The pharaohs of Dynasty XVIII ruled for approximately two hundred and fifty years (c. 1550–1298 BC). The dates and names in the table are taken from Dodson and Hilton.[8] Many of the pharaohs were buried in the Valley of the Kings in Thebes (designated KV). More information can be found on the Theban Mapping Project website.[9] Several diplomatic marriages are known for the New Kingdom. These daughters of foreign kings are often only mentioned in cuneiform texts and are not known from other sources. The marriages were likely a way to confirm good relations between these states.[10]

Pharaoh Image Throne name / Prenomen Reign Burial Consort(s) Comments
Ahmose I AhmoseI-StatueHead MetropolitanMuseum.png Nebpehtire 1549–1524 BC Ahmose-Nefertari
Amenhotep I 58 I Amenhotep I.jpg Djeserkare 1524–1503 BC KV39? or Tomb ANB? Ahmose-Meritamon
Thutmose I ColossalSandstoneHeadOfThutmoseI-BritishMuseum-August19-08.jpg Aakheperkare 1503–1493 BC KV20, KV38 Ahmose
Thutmose II Stone block with relief at Karnak Temple Thutmosis II.jpg Aakheperenre 1493–1479 BC KV42? Hatshepsut
Hatshepsut Hatshepsut.jpg Maatkare 1479–1458 BC KV20 Thutmose II
Thutmose III TuthmosisIII-2.JPG Menkheper(en)re 1479–1425 BC KV34 Satiah
Menhet, Menwi and Merti
Amenhotep II Amenhotep II.jpg Aakheperure 1425–1398 BC KV35 Tiaa
Thutmose IV Louvre Museum (7465530452).jpg Menkheperure 1398–1388 BC KV43 Nefertari
Daughter of Artatama I of Mitanni
Amenhotep III Amenhotep iii british museum.jpg Nebmaatre 1388–1350 BC KV22 Tiye
Gilukhipa of Mitanni
Tadukhipa of Mitanni
Daughter of Kurigalzu I of Babylon[10]
Daughter of Kadashman-Enlil of Babylon[10]
Daughter of Tarhundaradu of Arzawa[10]
Daughter of the ruler of Ammia[10]
Amenhotep IV/Akhenaten GD-EG-Caire-Musée061.JPG Neferkepherure-Waenre 1351–1334 BC Royal Tomb of Akhenaten Nefertiti
Tadukhipa of Mitanni
Daughter of Šatiya, ruler of Enišasi[10]
Daughter of Burna-Buriash II, King of Babylon[10]
Smenkhkare Spaziergang im Garten Amarna Berlin.jpg Ankhkheperure 1335–1334 BC Meritaten
Neferneferuaten NefertitiRelief SmitingSceneOnBoat-CloseUp.png

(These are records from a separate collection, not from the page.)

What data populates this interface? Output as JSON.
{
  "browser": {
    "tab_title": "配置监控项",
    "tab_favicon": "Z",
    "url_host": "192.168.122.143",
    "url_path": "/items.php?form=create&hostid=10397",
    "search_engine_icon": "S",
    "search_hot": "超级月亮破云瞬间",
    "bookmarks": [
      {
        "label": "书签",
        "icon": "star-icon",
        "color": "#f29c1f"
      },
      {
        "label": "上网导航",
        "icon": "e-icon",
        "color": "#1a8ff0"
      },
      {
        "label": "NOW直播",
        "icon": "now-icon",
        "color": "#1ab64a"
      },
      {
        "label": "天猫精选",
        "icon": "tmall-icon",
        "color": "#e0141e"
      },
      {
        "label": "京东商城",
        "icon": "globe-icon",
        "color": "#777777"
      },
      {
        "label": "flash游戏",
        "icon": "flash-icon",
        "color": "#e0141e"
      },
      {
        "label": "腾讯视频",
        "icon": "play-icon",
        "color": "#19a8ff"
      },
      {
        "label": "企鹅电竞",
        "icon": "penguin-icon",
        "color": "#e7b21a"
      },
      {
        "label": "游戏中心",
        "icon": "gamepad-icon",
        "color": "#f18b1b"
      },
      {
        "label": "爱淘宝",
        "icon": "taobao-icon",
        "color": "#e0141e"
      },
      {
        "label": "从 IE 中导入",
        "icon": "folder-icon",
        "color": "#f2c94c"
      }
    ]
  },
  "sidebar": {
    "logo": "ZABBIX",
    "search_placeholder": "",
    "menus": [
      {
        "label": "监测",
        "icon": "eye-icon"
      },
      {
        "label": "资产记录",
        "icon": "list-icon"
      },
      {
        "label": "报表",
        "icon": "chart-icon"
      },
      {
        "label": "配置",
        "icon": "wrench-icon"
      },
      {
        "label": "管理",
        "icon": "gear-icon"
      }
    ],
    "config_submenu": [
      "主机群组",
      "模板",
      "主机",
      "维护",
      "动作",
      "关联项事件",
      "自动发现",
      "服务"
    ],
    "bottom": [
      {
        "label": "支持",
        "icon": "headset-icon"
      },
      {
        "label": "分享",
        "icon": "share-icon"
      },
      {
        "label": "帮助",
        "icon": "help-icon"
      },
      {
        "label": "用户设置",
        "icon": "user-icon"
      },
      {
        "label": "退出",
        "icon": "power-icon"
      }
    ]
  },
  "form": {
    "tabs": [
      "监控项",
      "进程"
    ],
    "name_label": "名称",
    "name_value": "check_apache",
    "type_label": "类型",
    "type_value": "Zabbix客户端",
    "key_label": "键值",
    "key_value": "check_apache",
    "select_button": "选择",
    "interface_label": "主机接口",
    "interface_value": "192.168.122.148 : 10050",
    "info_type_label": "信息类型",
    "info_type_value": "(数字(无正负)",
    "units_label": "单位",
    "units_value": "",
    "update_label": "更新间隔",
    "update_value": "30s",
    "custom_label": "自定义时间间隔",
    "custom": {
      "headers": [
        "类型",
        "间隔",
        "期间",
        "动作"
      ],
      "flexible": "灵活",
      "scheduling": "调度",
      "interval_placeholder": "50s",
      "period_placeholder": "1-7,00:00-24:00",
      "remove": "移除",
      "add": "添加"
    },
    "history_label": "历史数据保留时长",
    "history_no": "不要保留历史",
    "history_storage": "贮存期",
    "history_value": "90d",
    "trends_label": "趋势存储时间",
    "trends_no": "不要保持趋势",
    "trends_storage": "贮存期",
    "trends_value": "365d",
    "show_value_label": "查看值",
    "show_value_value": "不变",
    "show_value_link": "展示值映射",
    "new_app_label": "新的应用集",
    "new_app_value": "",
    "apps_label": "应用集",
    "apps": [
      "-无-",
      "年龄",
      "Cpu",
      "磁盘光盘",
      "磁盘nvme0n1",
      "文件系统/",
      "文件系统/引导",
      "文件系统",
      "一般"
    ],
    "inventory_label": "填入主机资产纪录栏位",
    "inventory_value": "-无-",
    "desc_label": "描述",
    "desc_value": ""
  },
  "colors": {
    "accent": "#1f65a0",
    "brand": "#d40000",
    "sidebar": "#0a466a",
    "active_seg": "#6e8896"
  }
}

Ankhkheperure 1334–1332 BC Akhenaten?
Usually identified as Queen Nefertiti
Tutankhamun CairoEgMuseumTaaMaskMostlyPhotographed.jpg Nebkheperure 1332–1323 BC KV62 Ankhesenamun
Ay Opening of the Mouth - Tutankhamun and Aja-2.jpg Kheperkheperure 1323–1319 BC KV23 Ankhesenamun
Horemheb StatueOfHoremhebAndTheGodHorus-DetailOfHoremheb01 KunsthistorischesMuseum Nov13-10.jpg Djeserkheperure-Setepenre 1319–1292 BC KV57 Mutnedjmet

Timeline of the 18th Dynasty[edit]

Horemheb Ay Tutankhamun Neferneferuaten Smenkhkare Akhenaten Tiye Amenhotep III Thutmose IV Amenhotep II Thutmose III Hatshepsut Thutmose II Thutmose I Amenhotep I Ahmose I

Gallery of images[edit]

See also[edit]


  1. ^ Daniel Molinari (2014-09-16), Egypts Lost Queens, retrieved 2017-11-14 
  2. ^ Aidan Dodson, Dyan Hilton: pg 122
  3. ^ Aidan Dodson, Dyan Hilton: pg 130
  4. ^ Aidan Dodson, Dyan Hilton: pg 142
  5. ^ a b Aidan Dodson, Dyan Hilton: pg 143
  6. ^ "Block Statue of Ay". http://www.brooklynmuseum.org/opencollection/objects/3752/Block_Statue_of_Ay#.  External link in |website= (help);
  7. ^ Christopher Bronk Ramsey et al., Radiocarbon-Based Chronology for Dynastic Egypt, Science 18 June 2010: Vol. 328. no. 5985, pp. 1554–1557.
  8. ^ Aidan Dodson, Dyan Hilton: The Complete Royal Families of Ancient Egypt. The American University in Cairo Press, London 2004
  9. ^ Sites in the Valley of the Kings
  10. ^ a b c d e f g Grajetzki, Ancient Egyptian Queens: A Hieroglyphic Dictionary, Golden House Publications, London, 2005, ISBN 978-0954721893


External links[edit]